The pullout agreement with the White House is more important than an agreement with the PA, the ambassador asserted. "Disengagement has to be viewed in the context of Israel-United States relations," he stated. "This pullout did not follow an agreement with the Palestinians, but it followed something which is much more important, an agreement with the United States. Disengagement is something that creates a common agenda between us and the United States."
When asked how much the withdrawal depends on the Arabs, while the Israeli agreement is with Washington, Ayalon altered previous government demands that the PA control terrorism before the pullout. "After the disengagement, they will have to dismantle the terror infrastructure…. They will have to arrest the fugitives and the known terrorists, break their cells and do it on a sustainable basis, so they can really come with us and negotiate on the roadmap," according to Ayalon.

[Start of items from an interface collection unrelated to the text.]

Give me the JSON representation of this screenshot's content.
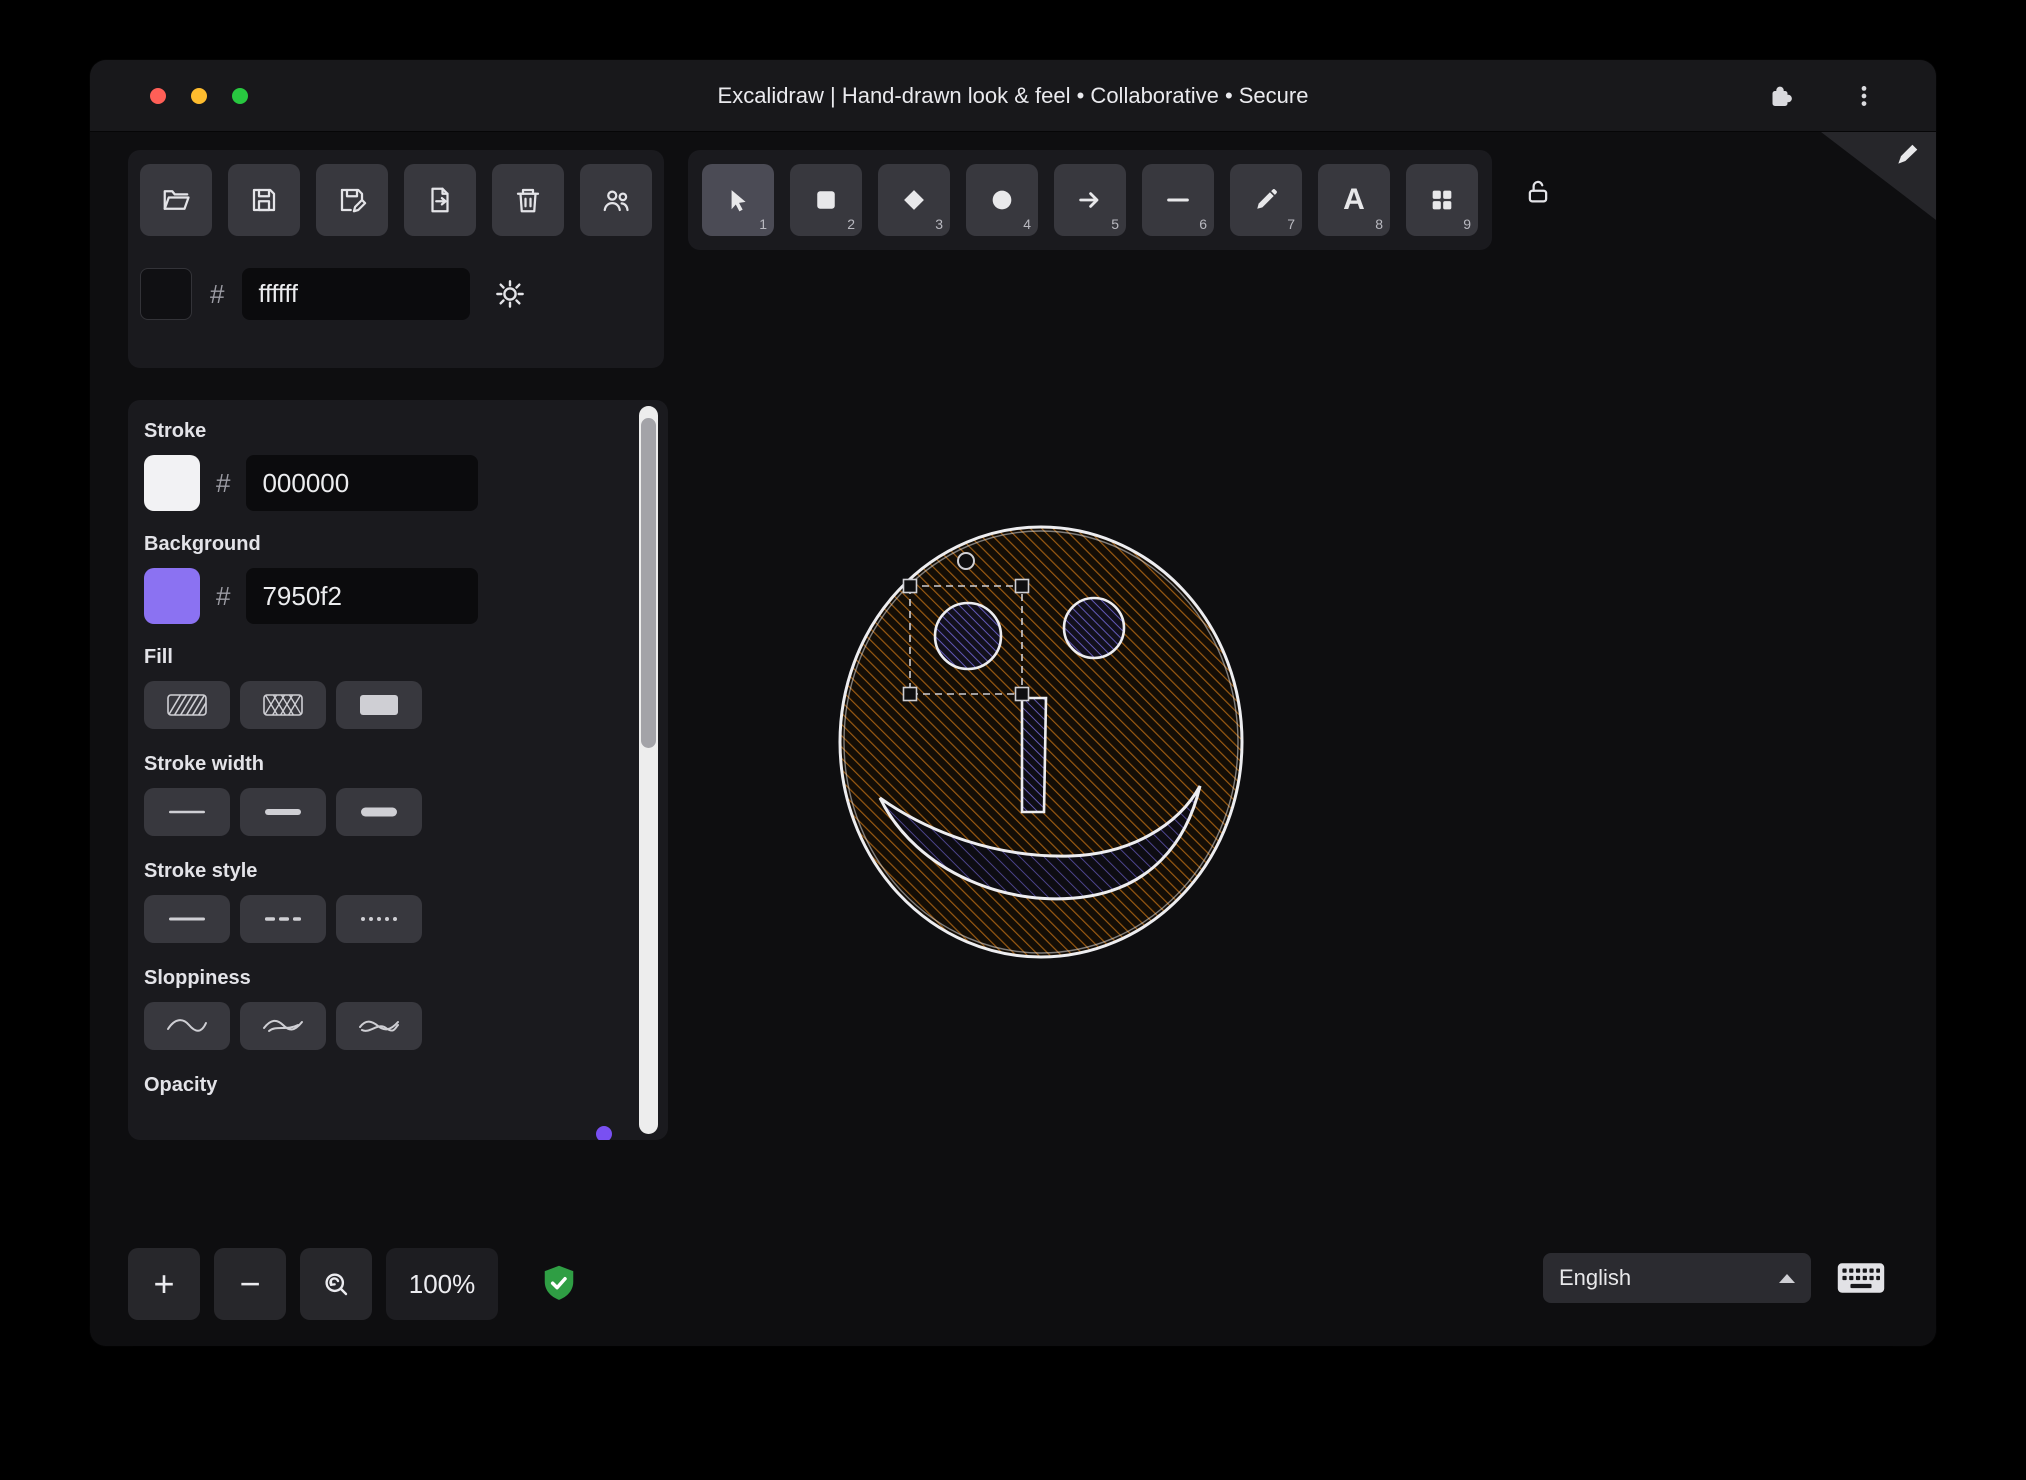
{
  "titlebar": {
    "title": "Excalidraw | Hand-drawn look & feel • Collaborative • Secure"
  },
  "file_toolbar": {
    "buttons": [
      {
        "name": "open-file"
      },
      {
        "name": "save-file"
      },
      {
        "name": "save-as"
      },
      {
        "name": "export-image"
      },
      {
        "name": "clear-canvas"
      },
      {
        "name": "live-collaboration"
      }
    ]
  },
  "canvas_background": {
    "hash": "#",
    "value": "ffffff"
  },
  "tools": [
    {
      "number": "1",
      "name": "selection"
    },
    {
      "number": "2",
      "name": "rectangle"
    },
    {
      "number": "3",
      "name": "diamond"
    },
    {
      "number": "4",
      "name": "ellipse"
    },
    {
      "number": "5",
      "name": "arrow"
    },
    {
      "number": "6",
      "name": "line"
    },
    {
      "number": "7",
      "name": "draw"
    },
    {
      "number": "8",
      "name": "text",
      "glyph": "A"
    },
    {
      "number": "9",
      "name": "shapes"
    }
  ],
  "properties": {
    "stroke": {
      "label": "Stroke",
      "hash": "#",
      "value": "000000",
      "swatch_color": "#f2f2f4"
    },
    "background": {
      "label": "Background",
      "hash": "#",
      "value": "7950f2",
      "swatch_color": "#8b72f2"
    },
    "fill": {
      "label": "Fill"
    },
    "stroke_width": {
      "label": "Stroke width"
    },
    "stroke_style": {
      "label": "Stroke style"
    },
    "sloppiness": {
      "label": "Sloppiness"
    },
    "opacity": {
      "label": "Opacity"
    }
  },
  "footer": {
    "zoom_in": "+",
    "zoom_out": "−",
    "zoom_level": "100%",
    "language": "English"
  },
  "colors": {
    "accent": "#7950f2",
    "shield_green": "#2f9e44",
    "face_hatch": "#9a5a12",
    "eye_hatch": "#6258b6"
  }
}
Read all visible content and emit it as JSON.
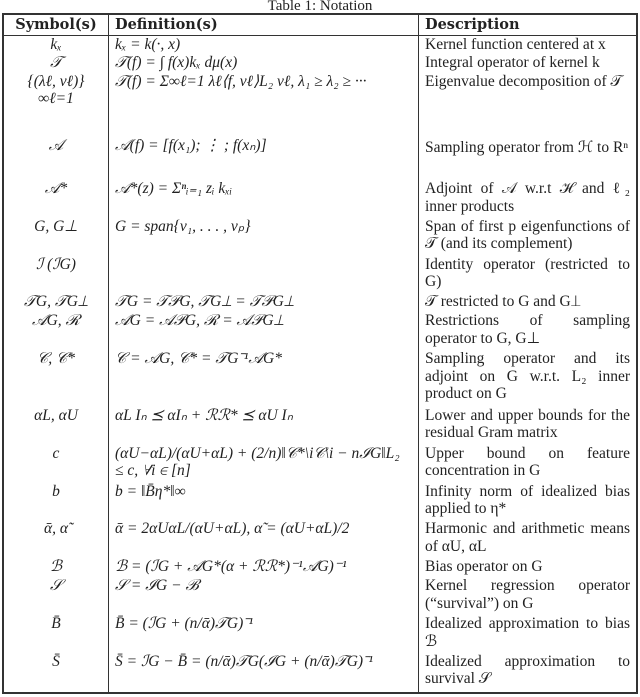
{
  "caption": "Table 1: Notation",
  "headers": {
    "symbol": "Symbol(s)",
    "definition": "Definition(s)",
    "description": "Description"
  },
  "rows": [
    {
      "symbol": "kₓ",
      "definition": "kₓ = k(·, x)",
      "description": "Kernel function centered at x"
    },
    {
      "symbol": "𝒯",
      "definition": "𝒯(f) = ∫ f(x)kₓ dμ(x)",
      "description": "Integral operator of kernel k"
    },
    {
      "symbol": "{(λℓ, vℓ)}∞ℓ=1",
      "definition": "𝒯(f) = Σ∞ℓ=1 λℓ⟨f, vℓ⟩L₂ vℓ,  λ₁ ≥ λ₂ ≥ ···",
      "description": "Eigenvalue decomposition of 𝒯"
    },
    {
      "symbol": "𝒜",
      "definition": "𝒜(f) = [f(x₁); ⋮ ; f(xₙ)]",
      "description": "Sampling operator from ℋ to Rⁿ"
    },
    {
      "symbol": "𝒜*",
      "definition": "𝒜*(z) = Σⁿᵢ₌₁ zᵢ kₓᵢ",
      "description": "Adjoint of 𝒜 w.r.t ℋ and ℓ₂ inner products"
    },
    {
      "symbol": "G, G⊥",
      "definition": "G = span{v₁, . . . , vₚ}",
      "description": "Span of first p eigenfunctions of 𝒯 (and its complement)"
    },
    {
      "symbol": "ℐ (ℐG)",
      "definition": "",
      "description": "Identity operator (restricted to G)"
    },
    {
      "symbol": "𝒯G, 𝒯G⊥",
      "definition": "𝒯G = 𝒯𝒫G, 𝒯G⊥ = 𝒯𝒫G⊥",
      "description": "𝒯 restricted to G and G⊥"
    },
    {
      "symbol": "𝒜G, ℛ",
      "definition": "𝒜G = 𝒜𝒫G, ℛ = 𝒜𝒫G⊥",
      "description": "Restrictions of sampling operator to G, G⊥"
    },
    {
      "symbol": "𝒞, 𝒞*",
      "definition": "𝒞 = 𝒜G, 𝒞* = 𝒯G⁻¹𝒜G*",
      "description": "Sampling operator and its adjoint on G w.r.t. L₂ inner product on G"
    },
    {
      "symbol": "αL, αU",
      "definition": "αL Iₙ ⪯ αIₙ + ℛℛ* ⪯ αU Iₙ",
      "description": "Lower and upper bounds for the residual Gram matrix"
    },
    {
      "symbol": "c",
      "definition": "(αU−αL)/(αU+αL) + (2/n)‖𝒞*\\i𝒞\\i − nℐG‖L₂ ≤ c, ∀i ∈ [n]",
      "description": "Upper bound on feature concentration in G"
    },
    {
      "symbol": "b",
      "definition": "b = ‖B̄η*‖∞",
      "description": "Infinity norm of idealized bias applied to η*"
    },
    {
      "symbol": "ᾱ, α̃",
      "definition": "ᾱ = 2αUαL/(αU+αL), α̃ = (αU+αL)/2",
      "description": "Harmonic and arithmetic means of αU, αL"
    },
    {
      "symbol": "ℬ",
      "definition": "ℬ = (ℐG + 𝒜G*(α + ℛℛ*)⁻¹𝒜G)⁻¹",
      "description": "Bias operator on G"
    },
    {
      "symbol": "𝒮",
      "definition": "𝒮 = ℐG − ℬ",
      "description": "Kernel regression operator (“survival”) on G"
    },
    {
      "symbol": "B̄",
      "definition": "B̄ = (ℐG + (n/ᾱ)𝒯G)⁻¹",
      "description": "Idealized approximation to bias ℬ"
    },
    {
      "symbol": "S̄",
      "definition": "S̄ = ℐG − B̄ = (n/ᾱ)𝒯G(ℐG + (n/ᾱ)𝒯G)⁻¹",
      "description": "Idealized approximation to survival 𝒮"
    }
  ]
}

Ayalon, in an article he published in the Washington Post earlier in the week, wrote, "The Palestinian Authority's refusal to disarm terrorist organizations has enabled the terrorists to regroup and renew deadly attacks against Israelis…. Palestinian President Mahmoud Abbas has invited Hamas into his government, thereby providing a terrorist organization with an official seal of approval."
He told the Jewish Journal that Israel will allow the PA to move 5,000 soldiers and police from Judea and Samaria to the Gaza region in order to prevent terrorist attacks and to help protect the IDF by serving as a buffer.
The overall US-American policy incorporates the expulsion plan and an American commitment denying Arabs the right of return and assuring Israel that Ma'aleh Adumim and Gush Etzion will remain a part of Israel and subject to negotiations with the PA.
The PA has repeatedly insisted that Israel must surrender these areas before there can be any peace agreement.